person holding phone

Relationship: Ghosting Stories

Ghosting – a dating culture that attracts pros and cons. For those unfamiliar with the term, “ghosting” is defined by Urban Dictionary as “the act of suddenly ceasing all communication with someone the subject is dating, but no longer wishes to date.” Many attributed the phenomenon to the rise of social media, which makes it easier for ghosters to shift to another person and avoid any responsibility to reject. While many feel that ghosting is cruel, others argue that it’s just a normal part of today’s dating life.

Here are a few stories from the ghosters and the ghostees.

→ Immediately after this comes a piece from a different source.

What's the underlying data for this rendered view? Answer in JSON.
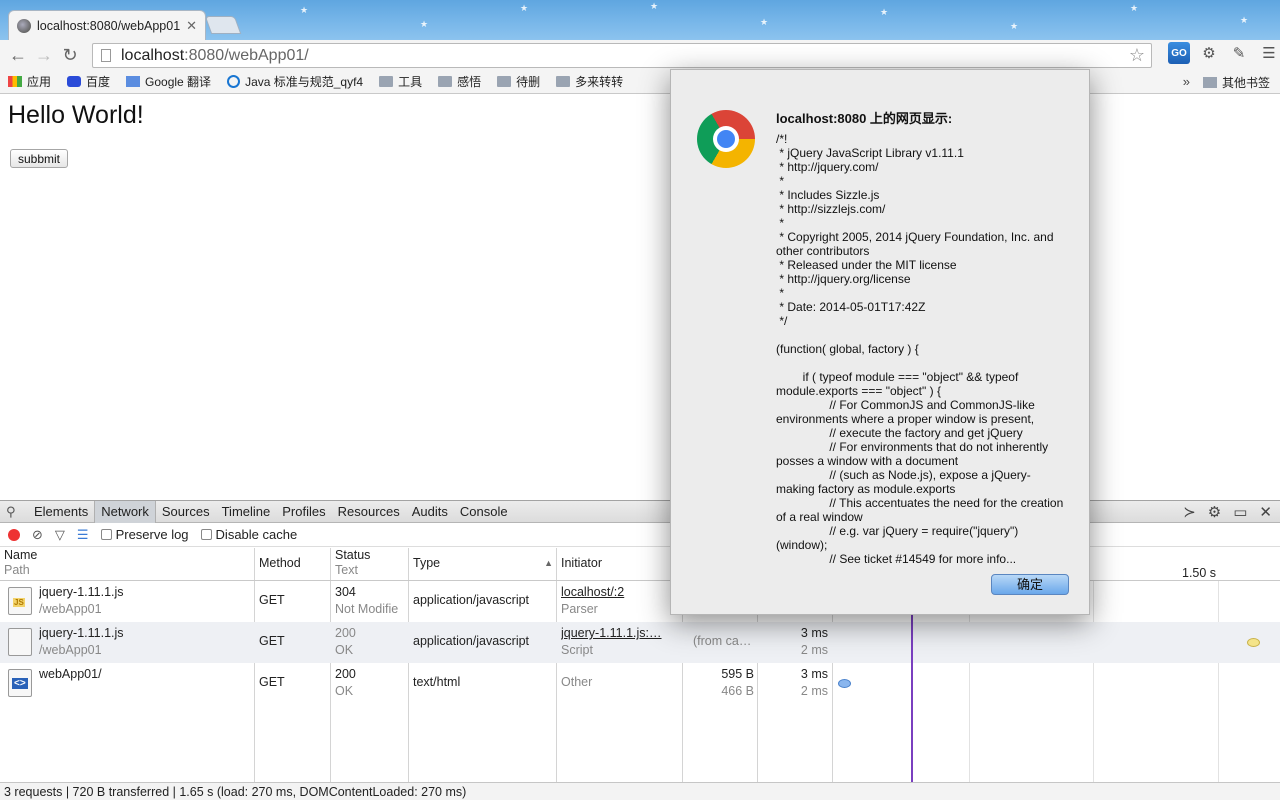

“It happened again. I hooked up with someone—this time, it was an adult skateboarder—who repeatedly told me he wanted to see me again. This foolishly made me believe he might want to see me again. Rather than respond to my text two days later, he chose to pull the digital version of that scene in every teen movie where one pretends to be a lifeless mannequin while on the run from mall cops. Weird, he was just here a minute ago…


“I was agonizing over what I could’ve done wrong, when it suddenly occurred to me I had texted the most, low-key, no-pressure thing you could ask another person. I wasn’t the one acting weird, they were the one acting weird for not responding. The truth is, when someone is repeatedly dodging your messages without a response, they’re the ones acting poorly.”


“For whatever reason, things didn’t work out and they didn’t want to see you again. Do you really want to hear that your date just wasn’t that attracted to you, that they hate your laugh, or that they’re actually in a committed relationship with a body pillow and they wanted to give the whole “human relationship” thing a try but they hated it? … Personally, I like the ambiguity.”




“We aren’t beholden to the people we meet once over whiskey sours, thankfully, or we would all be crying over that guy from Tinder who seems really nice and even has a job and a car, but kind of sort of for some reason reminds you of that gross kid from high school and ughhhhh he seems really nice but you JUST CAN’T! And in the end, Are we not responsible for our own feelings? Ghosting should go like this: Person goes out on date. Person texts date the following day: How’s your day going? Person receives no reply. Person shrugs shoulders, perhaps says “bummer” to the mirror. Person goes back to swiping. It just doesn’t seem so complicated to me.”


“I only ghost first dates that I’m not interested in seeing again. Examples include: The date that forced me to use a coaster and referred to his mom as “mother.” The date who proudly told me the story of how he cursed out an older woman for trying to steal his parking spot, and went on to provide other examples of women who “can’t drive.””


“Ghosting was easy for me in the moment, but I wasn’t doing myself any favors in the long run. Confrontation and conflict might give me anxiety, but the more I backed down from it, the more I wanted to avoid facing other issues. Think about it. Eventually you will have to deal with something—like issues in a relationship you actually want—and you want to be ready for it. But you won’t be mentally prepared if all you know how to do is run.”